Chinese billionaire Wang Jianlin’s Dalian Wanda Group Co. is planning to invest billions of euros in a retail and leisure development outside of Paris, according to two people familiar with the matter.
An announcement may come as soon as Friday, according to the people, who asked not to be identified because the project is confidential. Wang said at the University of Oxford on Tuesday that Wanda would announce a "major deal" this week, though he didn’t provide details. The project, known as EuropaCity, will be built in Gonesse, a town 16 kilometers northeast of Paris, between Le Bourget and Charles de Gaulle airports, according to a website for the property.
For Wanda, which runs theme parks across China, movie theater chains in the U.S. and a soccer club in Spain, the move represents a renewed overseas push, underscoring Wang’s increasingly global ambitions. The conglomerate agreed in January to buy "Godzilla"-producer Legendary Entertainment for $3.5 billion, paving the way for the tycoon to become the first Chinese person to control a Hollywood film company.
Construction on EuropaCity is slated to begin in 2019, with the project opening in 2024, according to the website. The development, being built by property company Immochan, will include a theme park, shopping center, water and snow parks, sports fields, performance spaces and hotels, according to the site. Immochan is the development arm of Groupe Auchan, a family-owned supermarket operator. A spokesman for Immochan declined to comment.
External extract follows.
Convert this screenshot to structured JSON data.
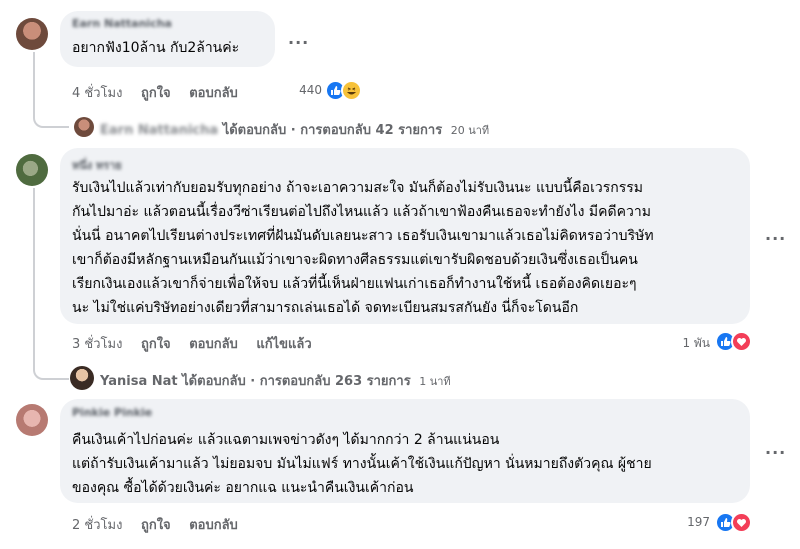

With theme parks, Wang has set his sights on beating Walt Disney Co. In January, he told executives that visitor arrivals and revenue at Wanda’s tourism projects in Wuxi and Guangzhou will beat those of Disneyland in Shanghai and Hong Kong, respectively, according to a transcript of the speech posted on the company’s website.
The move may also add to challenges facing the Disneyland Paris amusement park, which needed a bailout in 2014 to upgrade its facilities and reverse a slump in attendance.
Wang, who vies with Alibaba Group Holding Ltd.’s Jack Ma as China’s richest man, has had a busy year. Besides the Legendary deal, Wanda announced a $2.3 billion investment in three hospitals, the formation of a financial group and the signing a $10 billion development deal in India. In addition, Wanda has said it’s planning five major acquisitions in 2016 -- three of them overseas.
Separately, the group’s Wanda Cinema Line Co. theater-chain unit was halted from trading in Shenzhen on Wednesday pending the announcement of an acquisition and the Wall Street Journal reported that the group is seeking to raise $1.5 billion from domestic Chinese investors for its closely held film-making Wanda Pictures subsidiary.
While Wang’s investments in Europe include the Club Atletico de Madrid soccer team and Swiss marketing firm Infront Sports & Media AG, Wanda’s culture-and-entertainment business has a relatively smaller presence in the region than in China.
Wanda is seeking to acquisitions to bolster growth as the group braces for falling sales from its main property business. That’s prompted Wang, estimated by the Bloomberg Billionaires Index to have a fortune of $27.2 billion, to increasingly look toward expanding his entertainment business.
Wang’s film, tourism and sports operations all fall under Wanda’s fast-growing Cultural Industry Group, which saw revenue climb 46 percent last year and is forecast to climb 30 percent in 2016. By comparison, Wanda Group estimates overall sales rose 19 percent in 2015 and will probably decline 12 percent this year because of the slump in its property business.
— With assistance by Geraldine Amiel, and Dingmin Zhang